More than 680,000 African-Americans relocated to the South from 1995 to 2000 to work in the new manufacturing plants, open their own businesses or pursue other professional opportunities. For musician and poet Sharrif Simmons it was the lower cost of living and a better quality of life for his 10-year-old son.

“Having access to more room, to just kind of breath and enjoy nature a lot more!”

Simmons himself grew up in Ethiopia and New York City. His aunts owned Harlem’s renowned Liberation Bookstore. When he announced to friends and family last year that he was moving to Birmingham, they balked because of the city’s history of racial unrest.

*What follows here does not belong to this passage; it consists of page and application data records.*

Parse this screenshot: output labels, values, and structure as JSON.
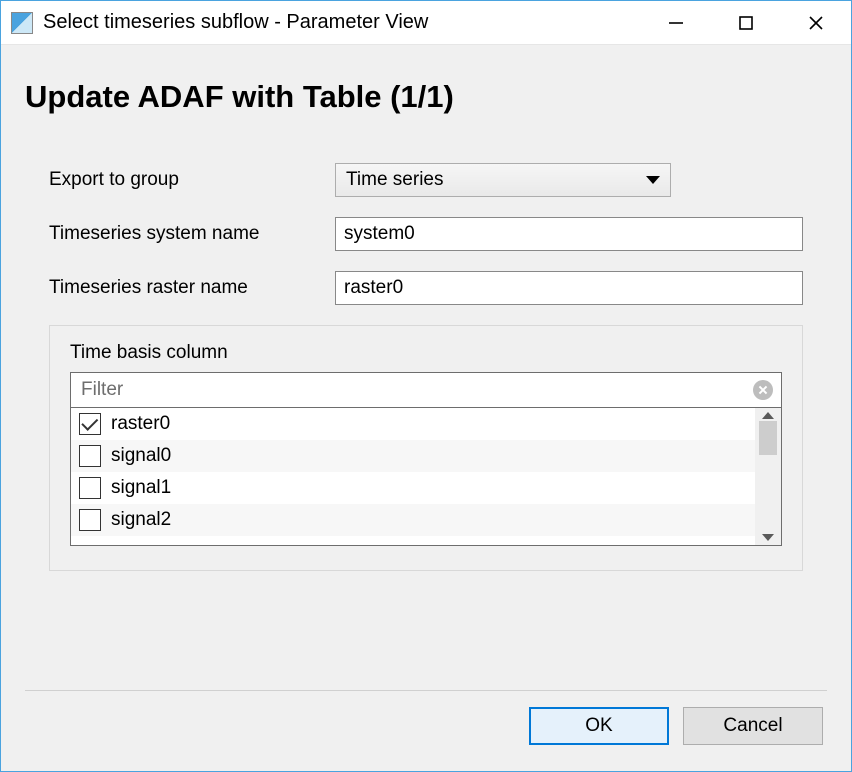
{
  "window": {
    "title": "Select timeseries subflow - Parameter View"
  },
  "page": {
    "heading": "Update ADAF with Table (1/1)"
  },
  "form": {
    "export_group": {
      "label": "Export to group",
      "value": "Time series"
    },
    "system_name": {
      "label": "Timeseries system name",
      "value": "system0"
    },
    "raster_name": {
      "label": "Timeseries raster name",
      "value": "raster0"
    }
  },
  "time_basis": {
    "label": "Time basis column",
    "filter_placeholder": "Filter",
    "items": [
      {
        "label": "raster0",
        "checked": true
      },
      {
        "label": "signal0",
        "checked": false
      },
      {
        "label": "signal1",
        "checked": false
      },
      {
        "label": "signal2",
        "checked": false
      }
    ]
  },
  "buttons": {
    "ok": "OK",
    "cancel": "Cancel"
  }
}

“But, you know we’re 30, 40 years away from that now. And things are much more surprisingly progressive than certainly a lot of people know in this country. You know it’s as dangerous in New York as it is here. You know I’ve had my fair share of police harassment in New York City, unjustly, completely singled out, complete victim of profiling in a predominately black neighbhorhood. I’ve found that coming here and experiencing it, there?s definitely less tension around personal safety.”/p>

But tension is rising around the migration of African-Americans back to their ancestral homesteads in the south. Most southerners agree that blacks are part of the rich cultural history of the south and deserve their equal place in civic affairs. But there’s growing concern that some elements of the “Old South” are resurfacing at a time when support for affirmative action is weakening nationwide and public schools continue to re-segregate. Marlene Rikard is a history professor at Samford University.

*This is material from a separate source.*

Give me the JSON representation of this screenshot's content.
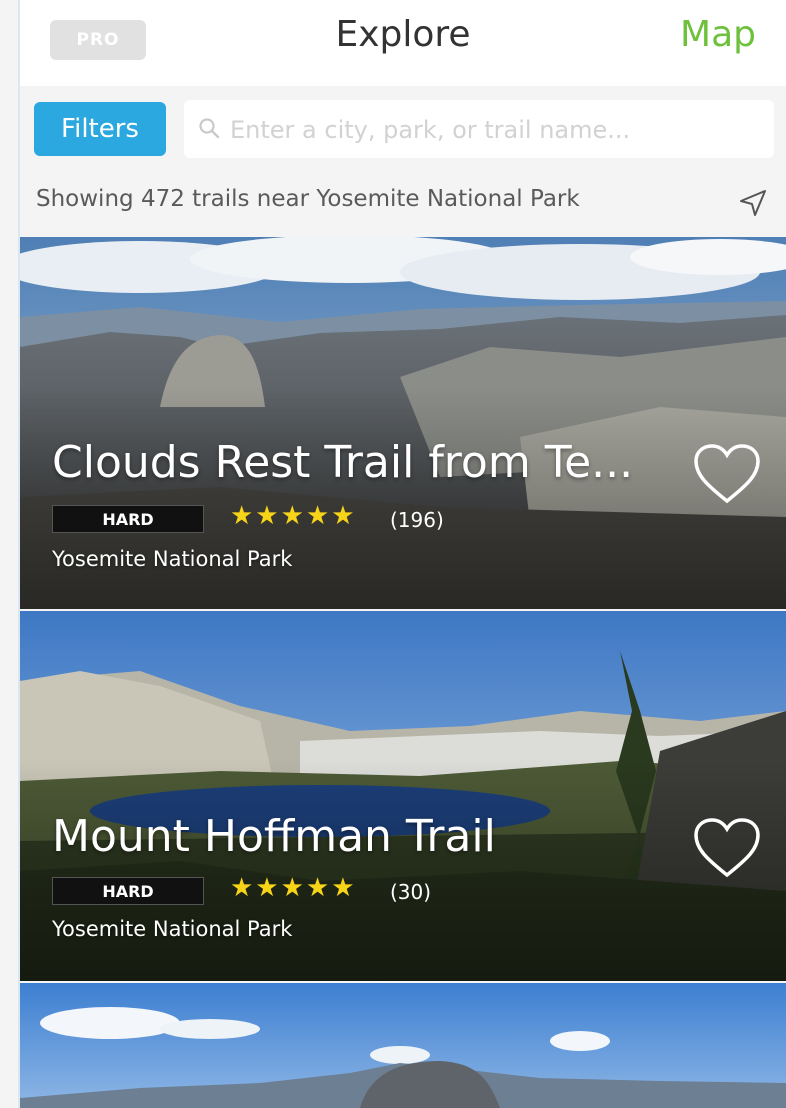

“I think there is that backlash. The south is changing rapidly and southerners often feel challenged or threatened by rapid change.”

And there’s tension within the black community itself, says Rikard’s colleague Jonathan Bass. Bass works with several inner-city African American church groups in Birmingham who feel they’ve been ignored by newly relocated middle class blacks.

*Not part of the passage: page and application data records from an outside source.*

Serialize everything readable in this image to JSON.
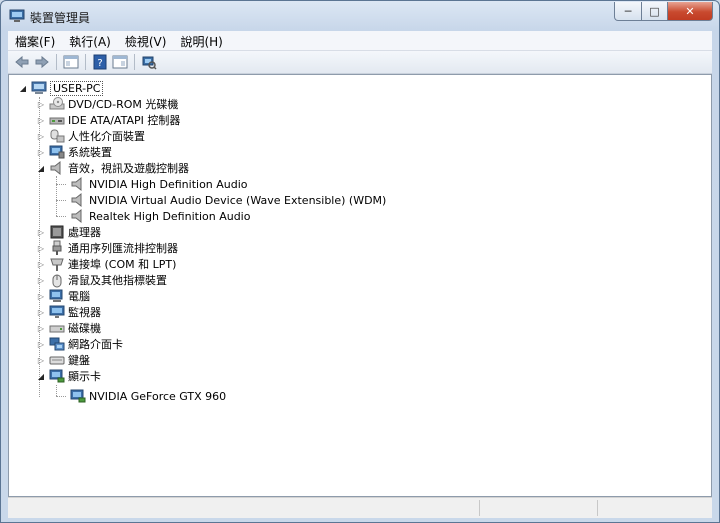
{
  "window": {
    "title": "裝置管理員",
    "buttons": {
      "minimize": "─",
      "maximize": "□",
      "close": "✕"
    }
  },
  "menu": [
    "檔案(F)",
    "執行(A)",
    "檢視(V)",
    "說明(H)"
  ],
  "toolbar": [
    "back-icon",
    "forward-icon",
    "console-tree-icon",
    "help-icon",
    "properties-icon",
    "scan-hardware-icon"
  ],
  "tree": {
    "root": "USER-PC",
    "items": [
      {
        "label": "DVD/CD-ROM 光碟機",
        "icon": "dvd-drive-icon",
        "expanded": false
      },
      {
        "label": "IDE ATA/ATAPI 控制器",
        "icon": "ide-controller-icon",
        "expanded": false
      },
      {
        "label": "人性化介面裝置",
        "icon": "hid-icon",
        "expanded": false
      },
      {
        "label": "系統裝置",
        "icon": "system-device-icon",
        "expanded": false
      },
      {
        "label": "音效，視訊及遊戲控制器",
        "icon": "speaker-icon",
        "expanded": true,
        "children": [
          {
            "label": "NVIDIA High Definition Audio",
            "icon": "speaker-icon"
          },
          {
            "label": "NVIDIA Virtual Audio Device (Wave Extensible) (WDM)",
            "icon": "speaker-icon"
          },
          {
            "label": "Realtek High Definition Audio",
            "icon": "speaker-icon"
          }
        ]
      },
      {
        "label": "處理器",
        "icon": "processor-icon",
        "expanded": false
      },
      {
        "label": "通用序列匯流排控制器",
        "icon": "usb-icon",
        "expanded": false
      },
      {
        "label": "連接埠 (COM 和 LPT)",
        "icon": "port-icon",
        "expanded": false
      },
      {
        "label": "滑鼠及其他指標裝置",
        "icon": "mouse-icon",
        "expanded": false
      },
      {
        "label": "電腦",
        "icon": "computer-icon",
        "expanded": false
      },
      {
        "label": "監視器",
        "icon": "monitor-icon",
        "expanded": false
      },
      {
        "label": "磁碟機",
        "icon": "disk-drive-icon",
        "expanded": false
      },
      {
        "label": "網路介面卡",
        "icon": "network-adapter-icon",
        "expanded": false
      },
      {
        "label": "鍵盤",
        "icon": "keyboard-icon",
        "expanded": false
      },
      {
        "label": "顯示卡",
        "icon": "display-adapter-icon",
        "expanded": true,
        "children": [
          {
            "label": "NVIDIA GeForce GTX 960",
            "icon": "display-adapter-icon"
          }
        ]
      }
    ]
  }
}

“A lot of these african americans feel like they’re returning to the land of their ancestors, but they’re not really willing to return to the life of their ancestors, which was an impoverished class of people, perpetually impoverished, that they were an underclass of Southern society, politically, economically.”

But, as more African-Americans move south, their political force is being felt. Several major southern cities have black mayors and southern states shape presidential politics because, as Samford political scientist Randolph Horn says, it’s hard to win the White House without winning the south.

“It’s mathematically possible, but it’s difficult — so for republicans to win they need to hold the south and for democrats to win they need to break the south.”

How likely is that? There are two competing theories, says Birmingham Southern College political scientist Natalie Davis.

“More minorities attracted to cities, more people being better educated, more women working outside the home and all of that kind of works together and creates a synergy for democrats.”

Davis says the counterview is that rather than seeing the growth of what are called ideopolises — creative places where democrats thrive — the south may see more micro-polises.

“These are areas that are somewhat outside of cities, where a major organization, let’s say a FedEx or UPS locates, creates a kind of community of its own — very much attached to community, to church.. and that bodes well for republicans.”

Politics aside — better jobs, safer neighborhoods and warmer weather seem the trifecta for those betting on whether cities like Atlanta, Memphis, and Birmingham continue to see a steady migration of black, white, brown and other.